“True wisdom comes from knowing that you know nothing.” – Bill & Ted’s Excellent Adventure
I was thinking of things completely unrelated to the sport and science of cycling when I began to read this article. The article on the Physics Today website tries to discern between belief and knowledge. The author Helen Quinn is a theoretical particle physicist at Stanford so she’s kind of smart. She also was the president of the American Physical Society in 2004.
I always knew that in science, you never really know anything. You get a hypothesis and try to prove it wrong. You prove it right by excluding all else. As Sherlock Holmes has said, “Once you have eliminated everything that is impossible, whatever is left, no matter how improbable, must be the truth.”
So that begs the question in science, “How do you distinguish between what you believe is true and what you know is true?” Given all the interpretations going on at the LNDD and then the mouthing off by Dick Pound, this seems a good time and place for a lesson for watching what you say. Therefore, Dr. Quinn’s article is now required reading for anyone interested in Floyd Landis, carbon isotopes, T/E ratios, etc.
For most people a belief is an article of faith, a hypothesis or a theory is not much different from a guess, and as for knowledge—well, that is not very different from a belief, except that most people are much more certain of what they believe than of what they know.

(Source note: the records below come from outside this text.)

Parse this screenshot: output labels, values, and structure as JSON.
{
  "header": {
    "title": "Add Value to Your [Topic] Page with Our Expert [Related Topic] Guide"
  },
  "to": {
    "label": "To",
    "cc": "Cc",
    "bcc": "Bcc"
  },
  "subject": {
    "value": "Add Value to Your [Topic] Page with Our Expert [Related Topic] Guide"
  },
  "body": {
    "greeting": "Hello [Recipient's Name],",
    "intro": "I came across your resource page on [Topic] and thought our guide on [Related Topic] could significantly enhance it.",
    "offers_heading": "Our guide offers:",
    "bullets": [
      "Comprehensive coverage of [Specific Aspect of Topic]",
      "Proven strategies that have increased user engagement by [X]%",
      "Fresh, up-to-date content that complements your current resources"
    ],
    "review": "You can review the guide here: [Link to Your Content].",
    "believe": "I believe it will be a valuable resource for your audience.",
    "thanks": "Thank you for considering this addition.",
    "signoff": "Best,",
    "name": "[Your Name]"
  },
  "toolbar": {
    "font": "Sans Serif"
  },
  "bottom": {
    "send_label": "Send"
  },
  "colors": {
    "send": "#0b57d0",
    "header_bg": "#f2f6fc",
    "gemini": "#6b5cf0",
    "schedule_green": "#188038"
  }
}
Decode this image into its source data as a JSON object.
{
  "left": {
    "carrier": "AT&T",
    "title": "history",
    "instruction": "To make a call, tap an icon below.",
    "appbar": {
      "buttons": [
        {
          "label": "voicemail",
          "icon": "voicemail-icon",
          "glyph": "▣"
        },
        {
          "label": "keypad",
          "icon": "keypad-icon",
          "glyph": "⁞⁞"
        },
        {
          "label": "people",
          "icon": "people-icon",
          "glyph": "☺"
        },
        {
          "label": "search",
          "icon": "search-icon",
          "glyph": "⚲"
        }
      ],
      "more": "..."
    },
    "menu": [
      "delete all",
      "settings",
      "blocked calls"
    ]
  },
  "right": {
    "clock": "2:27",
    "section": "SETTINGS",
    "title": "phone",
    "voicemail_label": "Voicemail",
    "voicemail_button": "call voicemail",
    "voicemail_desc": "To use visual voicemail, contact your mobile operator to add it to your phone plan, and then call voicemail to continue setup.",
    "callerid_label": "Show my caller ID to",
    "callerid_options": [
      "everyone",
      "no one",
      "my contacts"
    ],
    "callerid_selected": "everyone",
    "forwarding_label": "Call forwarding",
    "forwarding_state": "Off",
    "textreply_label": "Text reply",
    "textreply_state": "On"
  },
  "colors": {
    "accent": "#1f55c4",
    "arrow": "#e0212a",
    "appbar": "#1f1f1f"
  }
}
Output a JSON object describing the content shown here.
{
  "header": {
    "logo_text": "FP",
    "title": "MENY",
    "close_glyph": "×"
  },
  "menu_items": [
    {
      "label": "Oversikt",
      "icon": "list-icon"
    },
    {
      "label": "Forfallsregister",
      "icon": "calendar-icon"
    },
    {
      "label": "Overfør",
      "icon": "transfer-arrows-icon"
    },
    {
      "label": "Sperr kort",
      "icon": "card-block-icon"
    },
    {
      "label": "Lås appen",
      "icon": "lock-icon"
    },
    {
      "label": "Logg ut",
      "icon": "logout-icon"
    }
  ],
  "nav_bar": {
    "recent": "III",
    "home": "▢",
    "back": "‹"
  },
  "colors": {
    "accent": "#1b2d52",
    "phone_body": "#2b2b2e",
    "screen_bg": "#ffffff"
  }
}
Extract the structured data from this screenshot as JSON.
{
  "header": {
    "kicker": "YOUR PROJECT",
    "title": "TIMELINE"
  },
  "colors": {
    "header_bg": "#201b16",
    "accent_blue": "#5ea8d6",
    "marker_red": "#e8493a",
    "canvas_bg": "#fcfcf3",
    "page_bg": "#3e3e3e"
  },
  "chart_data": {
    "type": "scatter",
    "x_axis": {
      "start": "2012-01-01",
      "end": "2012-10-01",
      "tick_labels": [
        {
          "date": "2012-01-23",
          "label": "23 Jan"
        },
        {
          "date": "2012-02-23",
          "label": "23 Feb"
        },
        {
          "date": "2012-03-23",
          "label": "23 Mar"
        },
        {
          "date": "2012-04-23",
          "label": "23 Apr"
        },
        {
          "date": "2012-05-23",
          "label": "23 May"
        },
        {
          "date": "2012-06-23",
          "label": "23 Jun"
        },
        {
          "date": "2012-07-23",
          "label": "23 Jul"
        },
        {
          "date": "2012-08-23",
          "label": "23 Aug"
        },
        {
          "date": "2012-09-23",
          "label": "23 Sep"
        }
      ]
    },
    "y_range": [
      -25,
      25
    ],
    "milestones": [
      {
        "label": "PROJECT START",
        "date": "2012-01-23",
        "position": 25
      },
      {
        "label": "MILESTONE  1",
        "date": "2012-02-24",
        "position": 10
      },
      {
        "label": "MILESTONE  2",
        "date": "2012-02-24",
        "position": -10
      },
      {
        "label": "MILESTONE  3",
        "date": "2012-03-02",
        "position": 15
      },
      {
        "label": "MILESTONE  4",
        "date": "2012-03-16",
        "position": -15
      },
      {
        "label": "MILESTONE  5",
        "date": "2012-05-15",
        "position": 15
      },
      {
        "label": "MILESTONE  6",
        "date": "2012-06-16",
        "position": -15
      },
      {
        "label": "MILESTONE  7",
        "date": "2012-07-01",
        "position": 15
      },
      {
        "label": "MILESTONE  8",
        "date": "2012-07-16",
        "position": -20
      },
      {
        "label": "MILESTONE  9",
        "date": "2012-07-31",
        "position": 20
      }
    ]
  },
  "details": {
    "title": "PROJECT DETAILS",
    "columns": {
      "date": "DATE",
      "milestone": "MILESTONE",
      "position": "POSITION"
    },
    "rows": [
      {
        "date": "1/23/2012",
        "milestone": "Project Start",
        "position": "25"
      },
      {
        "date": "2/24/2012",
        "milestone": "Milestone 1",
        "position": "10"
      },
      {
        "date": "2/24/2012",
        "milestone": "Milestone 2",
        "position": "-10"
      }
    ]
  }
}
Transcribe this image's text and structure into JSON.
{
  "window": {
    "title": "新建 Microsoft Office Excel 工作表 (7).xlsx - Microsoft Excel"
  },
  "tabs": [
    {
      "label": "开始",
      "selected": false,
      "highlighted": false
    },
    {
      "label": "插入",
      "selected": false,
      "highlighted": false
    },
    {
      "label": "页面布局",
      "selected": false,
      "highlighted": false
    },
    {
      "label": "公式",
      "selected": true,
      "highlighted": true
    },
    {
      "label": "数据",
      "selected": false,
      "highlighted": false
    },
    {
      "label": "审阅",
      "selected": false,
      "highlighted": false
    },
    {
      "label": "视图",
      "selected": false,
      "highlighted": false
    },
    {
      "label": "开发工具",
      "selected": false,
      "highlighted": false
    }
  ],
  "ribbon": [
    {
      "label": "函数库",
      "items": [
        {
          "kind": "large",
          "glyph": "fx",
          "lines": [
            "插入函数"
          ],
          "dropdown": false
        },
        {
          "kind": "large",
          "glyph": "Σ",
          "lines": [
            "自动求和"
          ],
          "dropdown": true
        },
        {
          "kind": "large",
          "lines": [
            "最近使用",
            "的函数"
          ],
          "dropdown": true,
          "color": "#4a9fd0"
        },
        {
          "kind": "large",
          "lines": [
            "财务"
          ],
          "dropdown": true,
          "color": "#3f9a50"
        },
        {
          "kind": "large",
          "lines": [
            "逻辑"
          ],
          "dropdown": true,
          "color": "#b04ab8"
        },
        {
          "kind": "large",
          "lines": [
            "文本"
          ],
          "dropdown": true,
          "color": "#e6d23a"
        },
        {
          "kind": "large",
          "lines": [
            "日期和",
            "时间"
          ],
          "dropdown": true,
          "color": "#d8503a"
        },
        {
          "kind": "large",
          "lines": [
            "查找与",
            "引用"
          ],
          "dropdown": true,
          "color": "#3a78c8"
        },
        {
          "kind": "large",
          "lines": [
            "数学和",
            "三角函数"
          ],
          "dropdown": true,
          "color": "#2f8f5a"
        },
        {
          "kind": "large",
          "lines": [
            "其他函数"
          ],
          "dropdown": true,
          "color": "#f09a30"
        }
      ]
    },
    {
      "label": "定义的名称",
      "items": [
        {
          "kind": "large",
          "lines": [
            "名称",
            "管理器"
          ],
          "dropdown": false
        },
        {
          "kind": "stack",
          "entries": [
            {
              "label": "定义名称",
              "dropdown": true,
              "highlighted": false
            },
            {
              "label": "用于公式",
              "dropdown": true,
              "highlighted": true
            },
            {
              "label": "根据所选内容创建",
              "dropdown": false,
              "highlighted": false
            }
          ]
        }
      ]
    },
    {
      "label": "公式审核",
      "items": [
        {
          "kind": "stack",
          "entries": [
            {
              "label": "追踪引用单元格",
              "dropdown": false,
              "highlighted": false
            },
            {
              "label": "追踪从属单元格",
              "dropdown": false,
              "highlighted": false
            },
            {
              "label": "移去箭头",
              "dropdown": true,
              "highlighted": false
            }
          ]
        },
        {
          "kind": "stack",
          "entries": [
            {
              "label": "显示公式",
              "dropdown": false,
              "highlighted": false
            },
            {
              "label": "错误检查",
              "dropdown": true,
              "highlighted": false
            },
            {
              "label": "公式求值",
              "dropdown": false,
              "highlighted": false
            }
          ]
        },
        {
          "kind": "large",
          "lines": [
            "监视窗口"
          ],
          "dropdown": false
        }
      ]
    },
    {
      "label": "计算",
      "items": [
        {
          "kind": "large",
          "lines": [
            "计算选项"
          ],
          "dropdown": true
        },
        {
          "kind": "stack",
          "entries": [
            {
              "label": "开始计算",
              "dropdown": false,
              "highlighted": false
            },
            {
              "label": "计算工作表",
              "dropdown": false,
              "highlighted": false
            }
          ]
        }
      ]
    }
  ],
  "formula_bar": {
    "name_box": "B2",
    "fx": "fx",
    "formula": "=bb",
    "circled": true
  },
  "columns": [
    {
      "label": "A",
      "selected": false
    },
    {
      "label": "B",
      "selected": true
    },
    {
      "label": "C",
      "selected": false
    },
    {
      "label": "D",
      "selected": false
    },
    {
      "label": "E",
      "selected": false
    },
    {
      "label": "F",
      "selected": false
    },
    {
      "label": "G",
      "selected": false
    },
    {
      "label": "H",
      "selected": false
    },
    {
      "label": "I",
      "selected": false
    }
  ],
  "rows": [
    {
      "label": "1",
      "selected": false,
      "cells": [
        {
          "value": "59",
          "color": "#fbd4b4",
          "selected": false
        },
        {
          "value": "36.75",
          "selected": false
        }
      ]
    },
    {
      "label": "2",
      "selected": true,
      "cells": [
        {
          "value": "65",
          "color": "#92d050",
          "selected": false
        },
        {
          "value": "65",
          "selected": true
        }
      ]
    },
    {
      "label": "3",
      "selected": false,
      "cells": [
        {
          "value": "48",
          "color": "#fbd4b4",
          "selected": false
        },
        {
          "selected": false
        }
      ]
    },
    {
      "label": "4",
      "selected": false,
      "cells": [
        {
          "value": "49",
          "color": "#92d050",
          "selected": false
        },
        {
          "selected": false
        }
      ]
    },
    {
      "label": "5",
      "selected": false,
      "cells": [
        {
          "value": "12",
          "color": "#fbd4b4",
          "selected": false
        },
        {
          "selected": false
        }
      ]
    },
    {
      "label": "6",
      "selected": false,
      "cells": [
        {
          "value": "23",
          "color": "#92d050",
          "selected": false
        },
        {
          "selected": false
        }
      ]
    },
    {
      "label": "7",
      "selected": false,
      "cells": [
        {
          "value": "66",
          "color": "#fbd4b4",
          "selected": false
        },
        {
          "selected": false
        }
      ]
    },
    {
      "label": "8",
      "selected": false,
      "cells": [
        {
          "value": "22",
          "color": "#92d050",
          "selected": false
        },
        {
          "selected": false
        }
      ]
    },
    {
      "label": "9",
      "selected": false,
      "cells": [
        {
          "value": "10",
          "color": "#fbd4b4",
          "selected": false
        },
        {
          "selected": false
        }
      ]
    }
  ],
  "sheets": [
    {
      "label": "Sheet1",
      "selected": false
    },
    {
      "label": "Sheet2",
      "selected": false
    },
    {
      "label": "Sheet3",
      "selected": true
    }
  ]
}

Interesting but surely, good scientists know what they know and what they don’t. Right? I mean Dick Pound and the LNDD sound like they are sure of their testing and the interpretation of their tests.
Any good scientist has a conscious range of knowing, from established fact to hunch. We continually reevaluate the status of ideas along that continuum. We serve science poorly when we either over- or underclaim the confidence with which we know something. One of the things that makes us scientists is our intricate examination of knowledge—our understanding of what we know, of how we know it, of what evidence supports it, and of the limits of that evidence.
Hmmm. Mr. Pound it might be worth a trip to Stanford.